AMD is developing two lines of mobile CPUs under its Ryzen 7000 CPU family: the Dragon Range for high-end laptops and the Phoenix Point for budget laptops. Both should be constructed with Zen 4 cores to compete with Intel’s Meteor Lake CPUs. RedGamingTech has recently made the first information about the upcoming Ryzen 7000 series available.
AMD’s strategy with its Ryzen 7000 mobility family this time around is intriguing, albeit not entirely surprising. Intel’s high-end line includes two variations: Alder Lake-HX and Alder Lake-H SKUs.
The HX versions are designed to give the best CPU performance with many cores and plenty of core clocks, while the standard lineup maintains its high-performance status with a variety of fantastic integrated graphics. That is what the “Ryzen 7000” CPU series from AMD’s Dragon Range and Phoenix Point is.
The AMD Ryzen 7000 Dragon Range CPUs will employ the brand-new Zen 4 core architecture
The new Dragon Range APU series, which AMD claims will have the most cores, threads, and cache ever for a mobile gaming CPU, looks to be aimed at Extreme Gaming laptops with diameters greater than 20mm. These mobile PCs will also offer the fastest productivity and production rates yet. The new Dragon Range collection will include SKUs above the 55W threshold in addition to being DDR5 and PCIe 5 compliant.
These processors are expected to have clock rates that range from 3.6-4 GHz+ base and 4.8-5.0 GHz+ boosts, depending on the TDP. According to the designs of laptops created by various manufacturers, the TDP appears to be a variable. A further indication that AMD would be highly competing with Intel’s HX components is the fact that they are releasing devices with the same amount of cores as their desktop-based counterparts. The RDNA 2 iGPU that comes with the Dragon Range chips will also have 2 CUs. The CPUs’ main focus will be discrete graphics, not integrated solutions.
AMD has also recently confirmed that Phoenix Point CPUs use both Zen 4 and RDNA 3 cores. The new Phoenix Point CPUs will support LPDDR5, and 35W to 45W SKUs of PCIe 5 will be offered. The range is also slated to make its debut in 2023, maybe during CES 2023. Additionally, AMD has said that memory types other than LPDDR5 and DDR5 may be used in the laptop components.

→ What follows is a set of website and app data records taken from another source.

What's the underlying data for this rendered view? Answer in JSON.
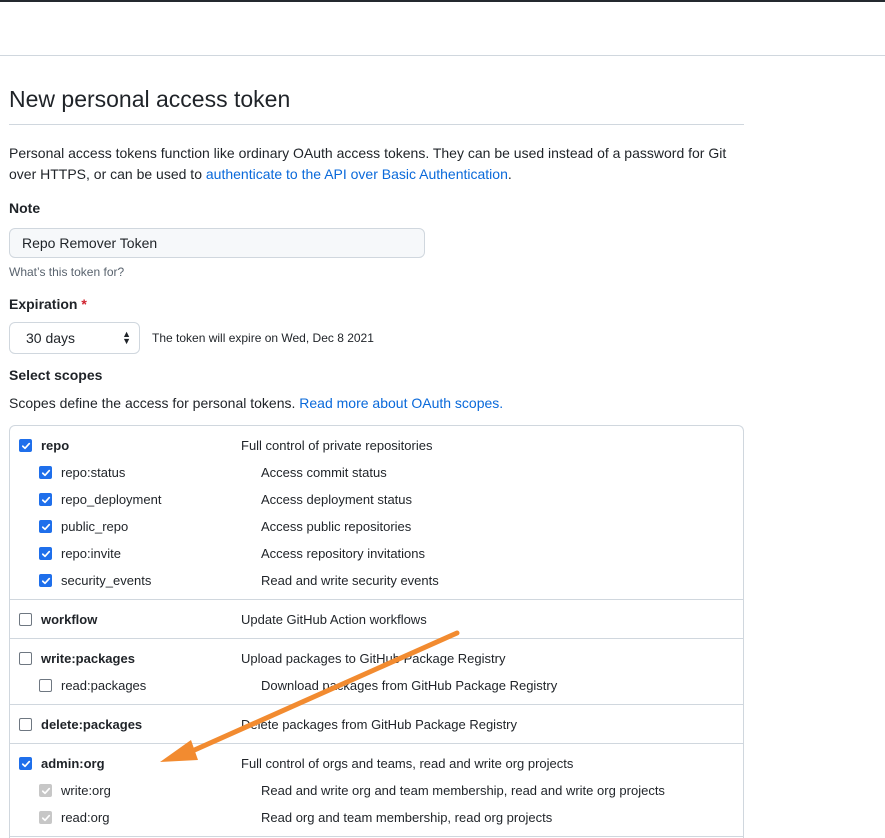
{
  "page": {
    "title": "New personal access token",
    "intro_text": "Personal access tokens function like ordinary OAuth access tokens. They can be used instead of a password for Git over HTTPS, or can be used to ",
    "intro_link": "authenticate to the API over Basic Authentication",
    "intro_end": "."
  },
  "note": {
    "label": "Note",
    "value": "Repo Remover Token",
    "hint": "What’s this token for?"
  },
  "expiration": {
    "label": "Expiration",
    "required_mark": "*",
    "selected": "30 days",
    "note": "The token will expire on Wed, Dec 8 2021"
  },
  "scopes": {
    "title": "Select scopes",
    "desc": "Scopes define the access for personal tokens. ",
    "desc_link": "Read more about OAuth scopes.",
    "groups": [
      {
        "parent": {
          "name": "repo",
          "desc": "Full control of private repositories",
          "state": "checked"
        },
        "children": [
          {
            "name": "repo:status",
            "desc": "Access commit status",
            "state": "checked"
          },
          {
            "name": "repo_deployment",
            "desc": "Access deployment status",
            "state": "checked"
          },
          {
            "name": "public_repo",
            "desc": "Access public repositories",
            "state": "checked"
          },
          {
            "name": "repo:invite",
            "desc": "Access repository invitations",
            "state": "checked"
          },
          {
            "name": "security_events",
            "desc": "Read and write security events",
            "state": "checked"
          }
        ]
      },
      {
        "parent": {
          "name": "workflow",
          "desc": "Update GitHub Action workflows",
          "state": "unchecked"
        },
        "children": []
      },
      {
        "parent": {
          "name": "write:packages",
          "desc": "Upload packages to GitHub Package Registry",
          "state": "unchecked"
        },
        "children": [
          {
            "name": "read:packages",
            "desc": "Download packages from GitHub Package Registry",
            "state": "unchecked"
          }
        ]
      },
      {
        "parent": {
          "name": "delete:packages",
          "desc": "Delete packages from GitHub Package Registry",
          "state": "unchecked"
        },
        "children": []
      },
      {
        "parent": {
          "name": "admin:org",
          "desc": "Full control of orgs and teams, read and write org projects",
          "state": "checked"
        },
        "children": [
          {
            "name": "write:org",
            "desc": "Read and write org and team membership, read and write org projects",
            "state": "disabled-checked"
          },
          {
            "name": "read:org",
            "desc": "Read org and team membership, read org projects",
            "state": "disabled-checked"
          }
        ]
      }
    ]
  },
  "colors": {
    "accent": "#0969da",
    "checkbox": "#1f6feb",
    "annotation_arrow": "#f28b30",
    "required": "#cf222e"
  }
}
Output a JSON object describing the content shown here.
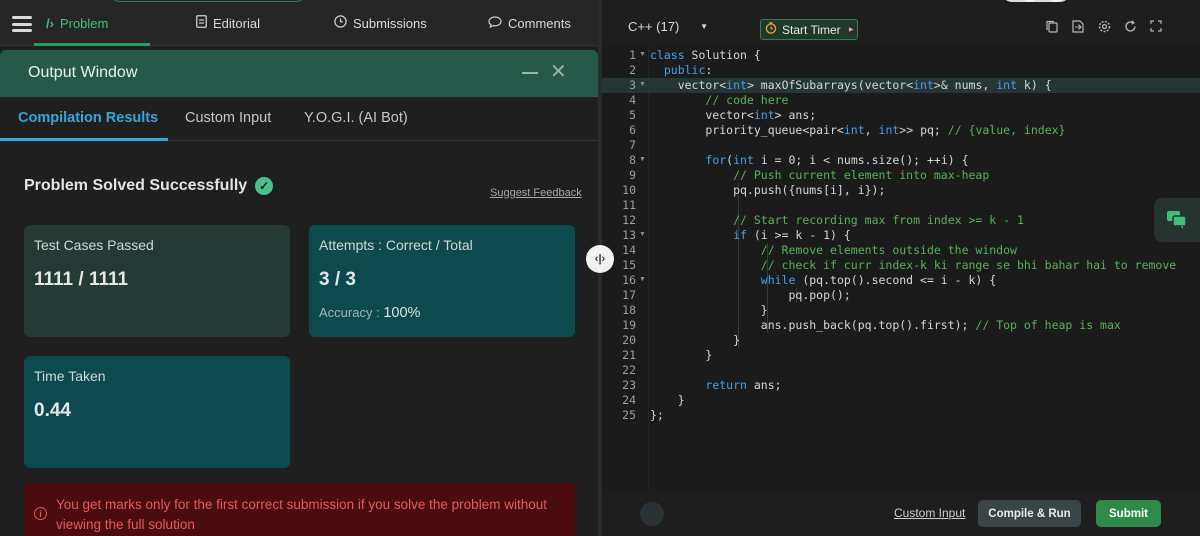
{
  "nav": {
    "tabs": [
      {
        "label": "Problem",
        "icon": "code-slash-icon"
      },
      {
        "label": "Editorial",
        "icon": "document-icon"
      },
      {
        "label": "Submissions",
        "icon": "clock-icon"
      },
      {
        "label": "Comments",
        "icon": "speech-bubble-icon"
      }
    ],
    "active_tab": "Problem"
  },
  "output_window": {
    "title": "Output Window",
    "tabs": [
      "Compilation Results",
      "Custom Input",
      "Y.O.G.I. (AI Bot)"
    ],
    "active_tab": "Compilation Results"
  },
  "result": {
    "status": "Problem Solved Successfully",
    "suggest_feedback": "Suggest Feedback",
    "test_cases_label": "Test Cases Passed",
    "test_cases_value": "1111 / 1111",
    "attempts_label": "Attempts : Correct / Total",
    "attempts_value": "3 / 3",
    "accuracy_label": "Accuracy :",
    "accuracy_value": "100%",
    "time_label": "Time Taken",
    "time_value": "0.44",
    "warning": "You get marks only for the first correct submission if you solve the problem without viewing the full solution"
  },
  "editor": {
    "language": "C++ (17)",
    "timer_label": "Start Timer",
    "toolbar_icons": [
      "copy-icon",
      "import-icon",
      "settings-icon",
      "reset-icon",
      "fullscreen-icon"
    ],
    "lines": [
      "1",
      "2",
      "3",
      "4",
      "5",
      "6",
      "7",
      "8",
      "9",
      "10",
      "11",
      "12",
      "13",
      "14",
      "15",
      "16",
      "17",
      "18",
      "19",
      "20",
      "21",
      "22",
      "23",
      "24",
      "25"
    ]
  },
  "footer": {
    "custom_input": "Custom Input",
    "compile_run": "Compile & Run",
    "submit": "Submit"
  },
  "colors": {
    "accent_green": "#2f9a5f",
    "accent_blue": "#3ba4d8",
    "card_teal": "#0c4a4f",
    "warning_red": "#e55d5d"
  }
}
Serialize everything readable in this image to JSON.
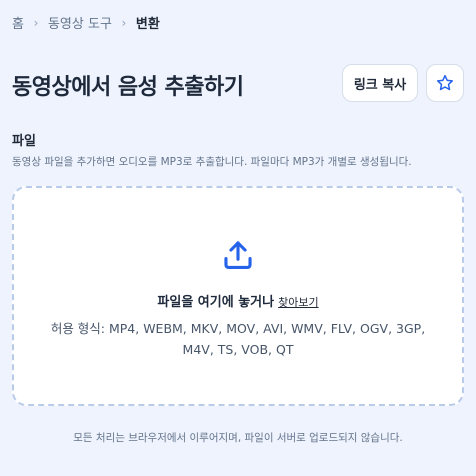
{
  "breadcrumb": {
    "items": [
      "홈",
      "동영상 도구",
      "변환"
    ],
    "separator": "›"
  },
  "header": {
    "title": "동영상에서 음성 추출하기",
    "copy_link_label": "링크 복사",
    "favorite_icon": "star-icon"
  },
  "upload": {
    "label": "파일",
    "description": "동영상 파일을 추가하면 오디오를 MP3로 추출합니다. 파일마다 MP3가 개별로 생성됩니다.",
    "icon": "upload-icon",
    "prompt": "파일을 여기에 놓거나",
    "browse_label": "찾아보기",
    "formats": "허용 형식: MP4, WEBM, MKV, MOV, AVI, WMV, FLV, OGV, 3GP, M4V, TS, VOB, QT"
  },
  "footnote": "모든 처리는 브라우저에서 이루어지며, 파일이 서버로 업로드되지 않습니다.",
  "colors": {
    "background": "#eef3fe",
    "accent": "#2563eb",
    "dropzone_border": "#b9cbe8"
  }
}
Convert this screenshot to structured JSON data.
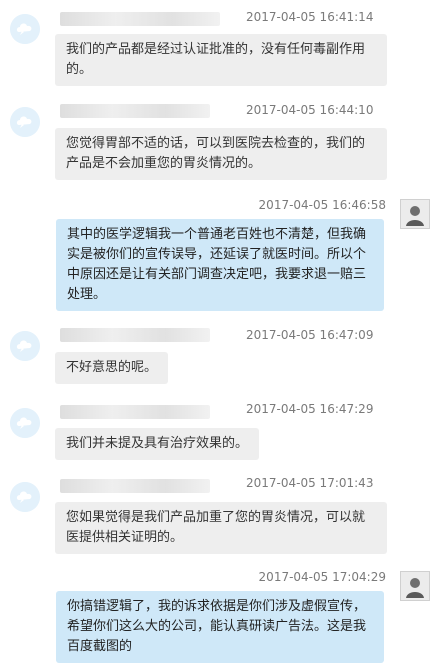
{
  "messages": [
    {
      "side": "agent",
      "time": "2017-04-05 16:41:14",
      "text": "我们的产品都是经过认证批准的，没有任何毒副作用的。"
    },
    {
      "side": "agent",
      "time": "2017-04-05 16:44:10",
      "text": "您觉得胃部不适的话，可以到医院去检查的，我们的产品是不会加重您的胃炎情况的。"
    },
    {
      "side": "user",
      "time": "2017-04-05 16:46:58",
      "text": "其中的医学逻辑我一个普通老百姓也不清楚，但我确实是被你们的宣传误导，还延误了就医时间。所以个中原因还是让有关部门调查决定吧，我要求退一赔三处理。"
    },
    {
      "side": "agent",
      "time": "2017-04-05 16:47:09",
      "text": "不好意思的呢。"
    },
    {
      "side": "agent",
      "time": "2017-04-05 16:47:29",
      "text": "我们并未提及具有治疗效果的。"
    },
    {
      "side": "agent",
      "time": "2017-04-05 17:01:43",
      "text": "您如果觉得是我们产品加重了您的胃炎情况，可以就医提供相关证明的。"
    },
    {
      "side": "user",
      "time": "2017-04-05 17:04:29",
      "text": "你搞错逻辑了，我的诉求依据是你们涉及虚假宣传，希望你们这么大的公司，能认真研读广告法。这是我百度截图的"
    }
  ],
  "colors": {
    "agent_bubble": "#eeeeee",
    "user_bubble": "#cfe8f8",
    "agent_avatar": "#e3f1fb"
  },
  "icons": {
    "agent_avatar": "cloud-chat-icon",
    "user_avatar": "user-photo-icon"
  }
}
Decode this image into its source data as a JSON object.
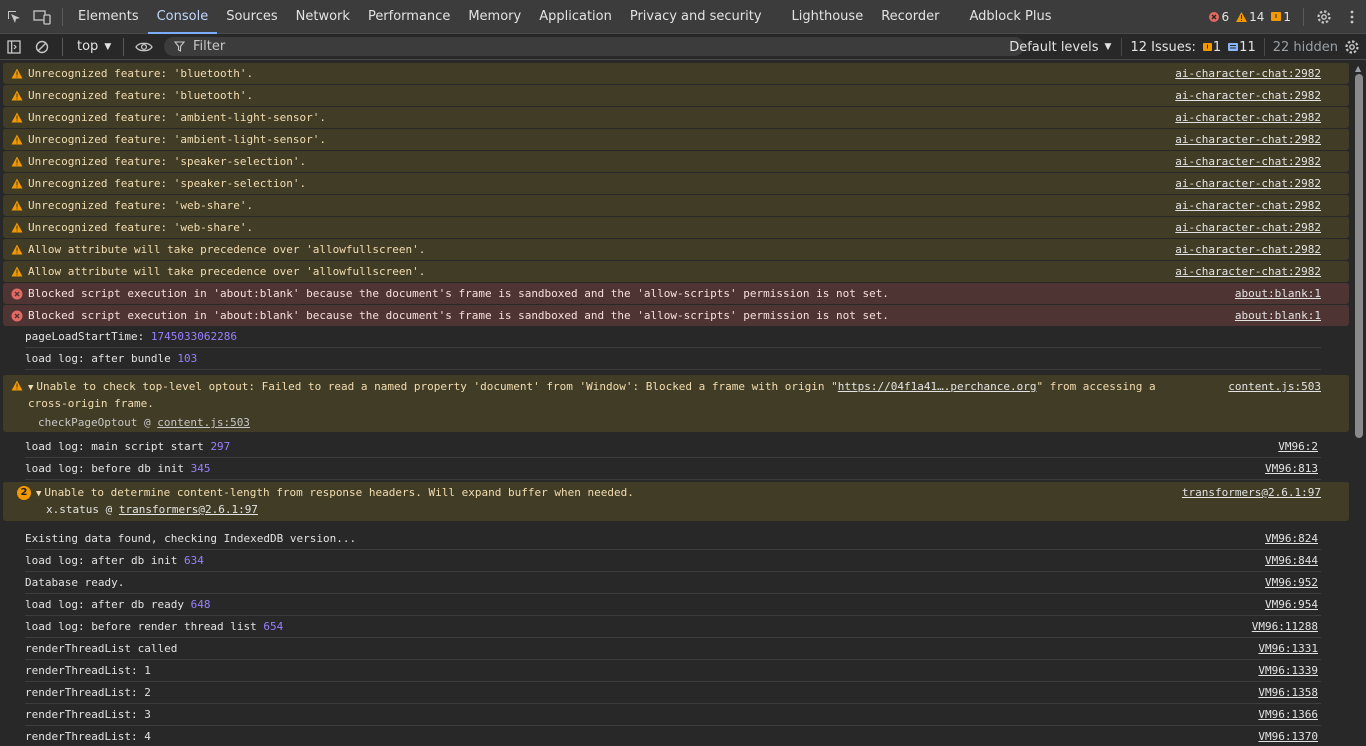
{
  "tabs": [
    "Elements",
    "Console",
    "Sources",
    "Network",
    "Performance",
    "Memory",
    "Application",
    "Privacy and security",
    "Lighthouse",
    "Recorder",
    "Adblock Plus"
  ],
  "active_tab": "Console",
  "counts": {
    "errors": "6",
    "warnings": "14",
    "issues": "1"
  },
  "toolbar": {
    "context": "top",
    "filter_placeholder": "Filter",
    "levels": "Default levels",
    "issues_label": "12 Issues:",
    "issues_a": "1",
    "issues_b": "11",
    "hidden": "22 hidden"
  },
  "messages": [
    {
      "type": "warn",
      "text": "Unrecognized feature: 'bluetooth'.",
      "src": "ai-character-chat:2982"
    },
    {
      "type": "warn",
      "text": "Unrecognized feature: 'bluetooth'.",
      "src": "ai-character-chat:2982"
    },
    {
      "type": "warn",
      "text": "Unrecognized feature: 'ambient-light-sensor'.",
      "src": "ai-character-chat:2982"
    },
    {
      "type": "warn",
      "text": "Unrecognized feature: 'ambient-light-sensor'.",
      "src": "ai-character-chat:2982"
    },
    {
      "type": "warn",
      "text": "Unrecognized feature: 'speaker-selection'.",
      "src": "ai-character-chat:2982"
    },
    {
      "type": "warn",
      "text": "Unrecognized feature: 'speaker-selection'.",
      "src": "ai-character-chat:2982"
    },
    {
      "type": "warn",
      "text": "Unrecognized feature: 'web-share'.",
      "src": "ai-character-chat:2982"
    },
    {
      "type": "warn",
      "text": "Unrecognized feature: 'web-share'.",
      "src": "ai-character-chat:2982"
    },
    {
      "type": "warn",
      "text": "Allow attribute will take precedence over 'allowfullscreen'.",
      "src": "ai-character-chat:2982"
    },
    {
      "type": "warn",
      "text": "Allow attribute will take precedence over 'allowfullscreen'.",
      "src": "ai-character-chat:2982"
    },
    {
      "type": "err",
      "text": "Blocked script execution in 'about:blank' because the document's frame is sandboxed and the 'allow-scripts' permission is not set.",
      "src": "about:blank:1"
    },
    {
      "type": "err",
      "text": "Blocked script execution in 'about:blank' because the document's frame is sandboxed and the 'allow-scripts' permission is not set.",
      "src": "about:blank:1"
    }
  ],
  "log1": {
    "text": "pageLoadStartTime:",
    "num": "1745033062286"
  },
  "log2": {
    "text": "load log: after bundle",
    "num": "103"
  },
  "optout": {
    "pre": "Unable to check top-level optout: Failed to read a named property 'document' from 'Window': Blocked a frame with origin \"",
    "link": "https://04f1a41….perchance.org",
    "post": "\" from accessing a cross-origin frame.",
    "src": "content.js:503",
    "stack_fn": "checkPageOptout @",
    "stack_link": "content.js:503"
  },
  "log3": {
    "text": "load log: main script start",
    "num": "297",
    "src": "VM96:2"
  },
  "log4": {
    "text": "load log: before db init",
    "num": "345",
    "src": "VM96:813"
  },
  "buffer": {
    "badge": "2",
    "text": "Unable to determine content-length from response headers. Will expand buffer when needed.",
    "src": "transformers@2.6.1:97",
    "stack_fn": "x.status @",
    "stack_link": "transformers@2.6.1:97"
  },
  "logs": [
    {
      "text": "Existing data found, checking IndexedDB version...",
      "num": "",
      "src": "VM96:824"
    },
    {
      "text": "load log: after db init",
      "num": "634",
      "src": "VM96:844"
    },
    {
      "text": "Database ready.",
      "num": "",
      "src": "VM96:952"
    },
    {
      "text": "load log: after db ready",
      "num": "648",
      "src": "VM96:954"
    },
    {
      "text": "load log: before render thread list",
      "num": "654",
      "src": "VM96:11288"
    },
    {
      "text": "renderThreadList called",
      "num": "",
      "src": "VM96:1331"
    },
    {
      "text": "renderThreadList: 1",
      "num": "",
      "src": "VM96:1339"
    },
    {
      "text": "renderThreadList: 2",
      "num": "",
      "src": "VM96:1358"
    },
    {
      "text": "renderThreadList: 3",
      "num": "",
      "src": "VM96:1366"
    },
    {
      "text": "renderThreadList: 4",
      "num": "",
      "src": "VM96:1370"
    }
  ]
}
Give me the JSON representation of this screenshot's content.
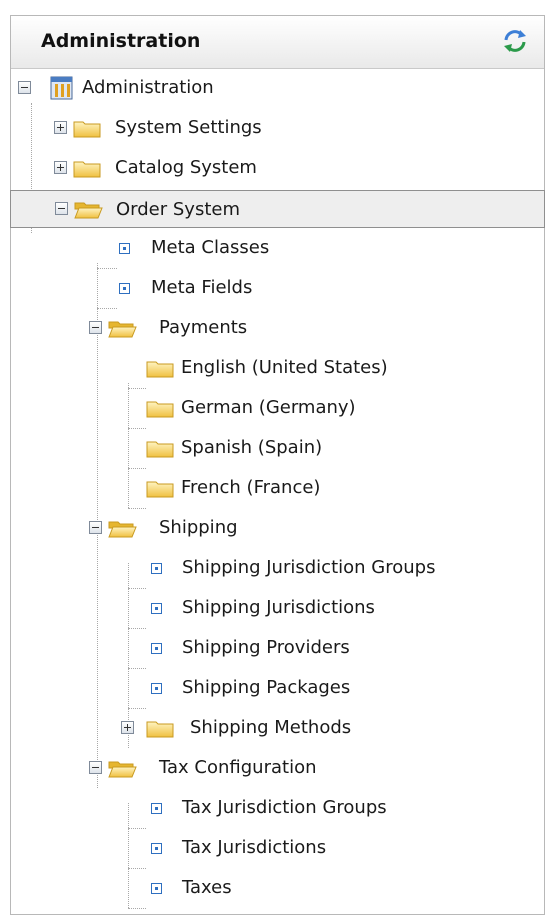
{
  "panel": {
    "title": "Administration"
  },
  "tree": {
    "root": "Administration",
    "system_settings": "System Settings",
    "catalog_system": "Catalog System",
    "order_system": "Order System",
    "meta_classes": "Meta Classes",
    "meta_fields": "Meta Fields",
    "payments": "Payments",
    "english_us": "English (United States)",
    "german": "German (Germany)",
    "spanish": "Spanish (Spain)",
    "french": "French (France)",
    "shipping": "Shipping",
    "shipping_jurisdiction_groups": "Shipping Jurisdiction Groups",
    "shipping_jurisdictions": "Shipping Jurisdictions",
    "shipping_providers": "Shipping Providers",
    "shipping_packages": "Shipping Packages",
    "shipping_methods": "Shipping Methods",
    "tax_configuration": "Tax Configuration",
    "tax_jurisdiction_groups": "Tax Jurisdiction Groups",
    "tax_jurisdictions": "Tax Jurisdictions",
    "taxes": "Taxes"
  },
  "colors": {
    "folder": "#f2c94c",
    "leaf_icon": "#2e6fc0",
    "selected_row": "#eeeeee"
  },
  "icons": [
    "refresh-icon",
    "admin-icon",
    "folder-closed-icon",
    "folder-open-icon",
    "leaf-node-icon",
    "expand-icon",
    "collapse-icon"
  ]
}
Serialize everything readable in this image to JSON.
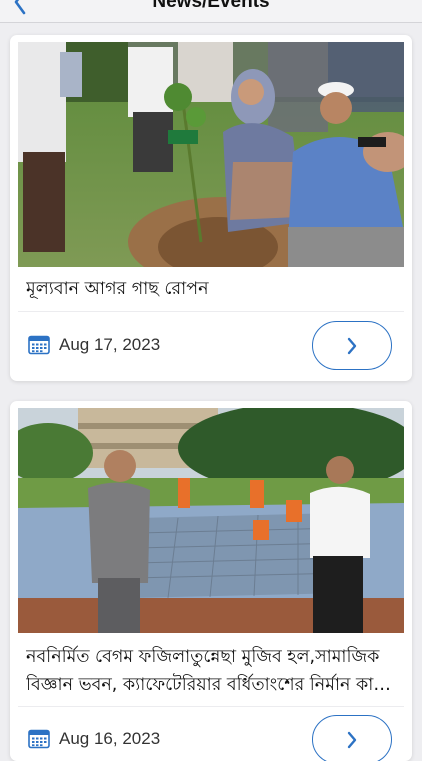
{
  "header": {
    "title": "News/Events",
    "back_icon": "chevron-left-icon"
  },
  "accent_color": "#2c72c4",
  "news": [
    {
      "title": "মূল্যবান আগর গাছ রোপন",
      "date": "Aug 17, 2023",
      "calendar_icon": "calendar-icon",
      "open_icon": "chevron-right-icon"
    },
    {
      "title": "নবনির্মিত বেগম ফজিলাতুন্নেছা মুজিব হল,সামাজিক বিজ্ঞান ভবন, ক্যাফেটেরিয়ার বর্ধিতাংশের নির্মান কাজ পরিদর্শন",
      "date": "Aug 16, 2023",
      "calendar_icon": "calendar-icon",
      "open_icon": "chevron-right-icon"
    }
  ]
}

AMD will offer a handful of 8-core SKUs in its Ryzen 9 and Ryzen 7 lines, with only the Ryzen 5 having a lower core count of 6 cores and 12 threads. With a total clock speed of 2.6-3.0 GHz and computational power of 9.2 TFLOPs, the lineup will contain up to 12 RDNA 3 compute units or 1536 stream processors.
Phoenix Point dies with three chiplets, Zen 4 and IOD complex, GCD with RDNA 3, and MCD with 32 MB of SLC cache are all depicted in an image RedGamingTech also posted. The cache die is reportedly based on a 6nm process node, the Zen 4 and IOD chiplet is reportedly based on a 4nm process node, and the RDNA 3 die is reportedly based on a 5nm process node. It will therefore have a multi-chiplet design, similar to Intel’s array of Meteor Lake CPUs, which makes use of many-core IPs on various nodes.
AMD is seeking to equal the performance of the NVIDIA GeForce RTX 3060 Max-Q with its fastest RDNA 3 integrated processor. One of the most popular alternatives for notebook GPUs is the 3060, so if AMD can achieve performance that is close to that, that would be a significant triumph for team red since you would be getting some great performance from a chip with a TDP of 60–70W.